I walked out to supper with a girl named Kate, who had sprained her ankle a week ago. I said, “Hasn’t the doctor seen it?” She turned on me. “My God! when do I get time to see a doctor?” She has a bad humor on her face, which is scarlet, and sometimes, in the morning, covered with fine white scale. She obtains relief by wiping her cheeks with the damp napkins she shakes.
After supper I went up to the dormitory for a minute. Here I found a cousin of Theresa’s giving her some tea in bed, where I urged her to stay. The cousin shook her head. “Ah, na,” she said, “she must na’ give up; she’s new yet at the job—they wou’na like her to be sick.” Theresa arose and crawled back to the shaking-table, to work until seven o’clock.
Throughout the evening
I stood beside a girl, whose foot, when
she walked, hurt her “’way to the top of her head.” She said,
“I’ve been on it ever since half past seven.”
On my way back to the dormitory at half past eight, one of the girls told me how her arms ached and her legs ached. In the dormitory, the girl who had been in bed all day was sobbing and feverish. She had a sore throat, and was spitting blood. She had been lying there all day, with no care, except to have tea and toast brought to her by a maid.
In looking back on this
past week, it seems impossible it
could have been true. Watching these women has been like seeing
“Such a day of long hours as this generally follows some large festivity. The Hudson-Fulton celebration, or the automobile show, or a great charity ball, or the dinner of an excellent sociological society are the occasions of increased hotel entertainment and a lavish use of beautiful table linen, to be dried and mangled and folded next day by the laundry girls underground.
“All this pressure of extra work in the hotels here is produced, not by ill-willed persons who are consciously oppressive,—indeed, as will be seen, much of it was produced by sheer social good will and persons of most progessive intent,—but simply by the unregulated conditions of the laundries.”
Such, then, is the account of what women workers give and what they receive in their industry in the commercial, hotel, and hospital laundries of New York.

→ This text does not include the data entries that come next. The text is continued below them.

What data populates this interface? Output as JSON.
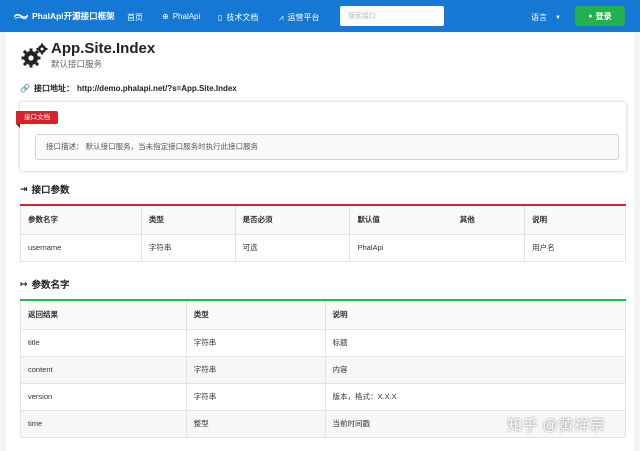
{
  "navbar": {
    "brand": "PhalApi开源接口框架",
    "items": [
      {
        "icon": "home-icon",
        "label": "首页"
      },
      {
        "icon": "globe-icon",
        "label": "PhalApi"
      },
      {
        "icon": "file-icon",
        "label": "技术文档"
      },
      {
        "icon": "chart-icon",
        "label": "运营平台"
      }
    ],
    "search_placeholder": "搜索接口",
    "language": "语言",
    "login": "登录"
  },
  "colors": {
    "navbar": "#1478d4",
    "login": "#22b14c",
    "ribbon": "#d8232a",
    "green_rule": "#21ba45"
  },
  "api": {
    "title": "App.Site.Index",
    "subtitle": "默认接口服务",
    "url_label": "接口地址：",
    "url": "http://demo.phalapi.net/?s=App.Site.Index"
  },
  "doc": {
    "ribbon": "接口文档",
    "description": "接口描述：  默认接口服务，当未指定接口服务时执行此接口服务"
  },
  "params_section": {
    "title": "接口参数",
    "headers": [
      "参数名字",
      "类型",
      "是否必须",
      "默认值",
      "其他",
      "说明"
    ],
    "rows": [
      [
        "username",
        "字符串",
        "可选",
        "PhalApi",
        "",
        "用户名"
      ]
    ]
  },
  "return_section": {
    "title": "参数名字",
    "headers": [
      "返回结果",
      "类型",
      "说明"
    ],
    "rows": [
      [
        "title",
        "字符串",
        "标题"
      ],
      [
        "content",
        "字符串",
        "内容"
      ],
      [
        "version",
        "字符串",
        "版本，格式：X.X.X"
      ],
      [
        "time",
        "整型",
        "当前时间戳"
      ]
    ]
  },
  "watermark": "知乎 @黄祥宗"
}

It cannot be said that the unfortunate features of the laundry conditions observed are due to the greed of employers. These features seem to be due rather to lack of system and regulation. Financial failures in the New York laundry business are frequent. Even in the short time elapsing between the Department of Labor’s inspection of laundry machinery, early in February, and a reinspection of the twenty-six establishments that had improperly guarded machinery, made in August by Miss Westwood, two out of these twenty-six firms had collapsed. Miss Westwood found some of the same unfortunate features that characterized commercial and hotel laundries in existence in hospital laundries, which are quite outside trade.